# [WORK INSTRUCTIONS]
Your answer is a copy of every line in the records where "settings" appears.

# [SUPPLIED ENTRIES]
····················

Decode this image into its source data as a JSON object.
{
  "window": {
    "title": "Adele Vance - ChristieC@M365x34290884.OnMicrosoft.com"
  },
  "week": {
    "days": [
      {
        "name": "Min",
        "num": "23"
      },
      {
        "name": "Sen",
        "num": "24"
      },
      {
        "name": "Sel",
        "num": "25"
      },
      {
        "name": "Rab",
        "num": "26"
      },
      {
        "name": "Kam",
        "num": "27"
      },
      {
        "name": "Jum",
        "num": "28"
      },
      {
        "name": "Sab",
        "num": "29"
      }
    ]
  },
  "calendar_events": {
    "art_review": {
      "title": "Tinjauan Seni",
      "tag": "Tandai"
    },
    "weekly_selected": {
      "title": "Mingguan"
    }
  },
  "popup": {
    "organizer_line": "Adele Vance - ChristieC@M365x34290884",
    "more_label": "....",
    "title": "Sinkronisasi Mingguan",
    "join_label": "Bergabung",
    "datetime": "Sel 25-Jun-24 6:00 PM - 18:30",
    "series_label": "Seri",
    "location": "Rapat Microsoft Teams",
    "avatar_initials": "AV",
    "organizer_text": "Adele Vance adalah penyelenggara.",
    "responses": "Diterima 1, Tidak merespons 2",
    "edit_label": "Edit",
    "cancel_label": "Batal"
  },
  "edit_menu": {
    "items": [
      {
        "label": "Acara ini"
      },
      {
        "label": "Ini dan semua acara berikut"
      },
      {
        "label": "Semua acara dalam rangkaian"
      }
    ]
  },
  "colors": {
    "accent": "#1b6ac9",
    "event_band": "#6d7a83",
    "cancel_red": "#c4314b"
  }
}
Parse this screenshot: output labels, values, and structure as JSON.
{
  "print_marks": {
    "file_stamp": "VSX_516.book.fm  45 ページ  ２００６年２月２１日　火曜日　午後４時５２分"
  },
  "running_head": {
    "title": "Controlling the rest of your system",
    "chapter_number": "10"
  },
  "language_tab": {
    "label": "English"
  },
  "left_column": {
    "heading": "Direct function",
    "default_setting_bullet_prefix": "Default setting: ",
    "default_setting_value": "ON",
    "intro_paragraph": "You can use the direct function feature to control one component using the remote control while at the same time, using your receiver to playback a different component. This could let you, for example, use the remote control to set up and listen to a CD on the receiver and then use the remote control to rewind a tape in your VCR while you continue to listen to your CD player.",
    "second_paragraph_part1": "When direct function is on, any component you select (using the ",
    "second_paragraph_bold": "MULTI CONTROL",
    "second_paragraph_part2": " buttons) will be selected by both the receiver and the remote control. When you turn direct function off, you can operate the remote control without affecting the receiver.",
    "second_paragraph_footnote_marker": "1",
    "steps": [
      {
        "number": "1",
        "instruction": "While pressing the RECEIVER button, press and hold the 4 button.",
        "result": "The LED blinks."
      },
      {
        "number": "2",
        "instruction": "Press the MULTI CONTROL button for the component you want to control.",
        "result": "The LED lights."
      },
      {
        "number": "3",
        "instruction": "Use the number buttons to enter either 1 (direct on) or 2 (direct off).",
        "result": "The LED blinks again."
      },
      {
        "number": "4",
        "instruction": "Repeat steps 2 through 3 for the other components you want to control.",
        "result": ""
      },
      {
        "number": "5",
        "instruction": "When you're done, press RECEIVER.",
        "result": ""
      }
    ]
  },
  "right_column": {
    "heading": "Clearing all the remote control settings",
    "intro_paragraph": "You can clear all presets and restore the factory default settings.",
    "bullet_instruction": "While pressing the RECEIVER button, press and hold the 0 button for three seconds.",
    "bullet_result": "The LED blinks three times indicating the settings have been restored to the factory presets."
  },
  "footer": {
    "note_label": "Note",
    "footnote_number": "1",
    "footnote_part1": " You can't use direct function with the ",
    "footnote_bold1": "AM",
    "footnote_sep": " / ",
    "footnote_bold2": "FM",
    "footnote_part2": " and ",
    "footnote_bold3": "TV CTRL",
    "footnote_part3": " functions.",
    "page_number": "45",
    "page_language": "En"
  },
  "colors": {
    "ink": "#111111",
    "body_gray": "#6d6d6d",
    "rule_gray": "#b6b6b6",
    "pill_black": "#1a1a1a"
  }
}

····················

# [OUTPUT BELOW]
    "heading": "Clearing all the remote control settings",
    "intro_paragraph": "You can clear all presets and restore the factory default settings.",
    "bullet_result": "The LED blinks three times indicating the settings have been restored to the factory presets."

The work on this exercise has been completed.